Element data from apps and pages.
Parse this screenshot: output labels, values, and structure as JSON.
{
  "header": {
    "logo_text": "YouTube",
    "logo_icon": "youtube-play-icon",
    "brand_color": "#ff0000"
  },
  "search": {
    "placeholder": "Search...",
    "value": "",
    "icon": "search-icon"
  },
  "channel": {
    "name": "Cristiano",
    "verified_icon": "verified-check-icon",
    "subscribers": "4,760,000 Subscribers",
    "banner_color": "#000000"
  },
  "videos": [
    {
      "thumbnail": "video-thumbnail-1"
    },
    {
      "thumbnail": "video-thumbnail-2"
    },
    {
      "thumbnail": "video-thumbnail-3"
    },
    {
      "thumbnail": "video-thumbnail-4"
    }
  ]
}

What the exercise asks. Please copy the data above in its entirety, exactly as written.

Result of this exercise.
Parse this screenshot: output labels, values, and structure as JSON.
{
  "header": {
    "logo_text": "YouTube",
    "logo_icon": "youtube-play-icon",
    "brand_color": "#ff0000"
  },
  "search": {
    "placeholder": "Search...",
    "value": "",
    "icon": "search-icon"
  },
  "channel": {
    "name": "Cristiano",
    "verified_icon": "verified-check-icon",
    "subscribers": "4,760,000 Subscribers",
    "banner_color": "#000000"
  },
  "videos": [
    {
      "thumbnail": "video-thumbnail-1"
    },
    {
      "thumbnail": "video-thumbnail-2"
    },
    {
      "thumbnail": "video-thumbnail-3"
    },
    {
      "thumbnail": "video-thumbnail-4"
    }
  ]
}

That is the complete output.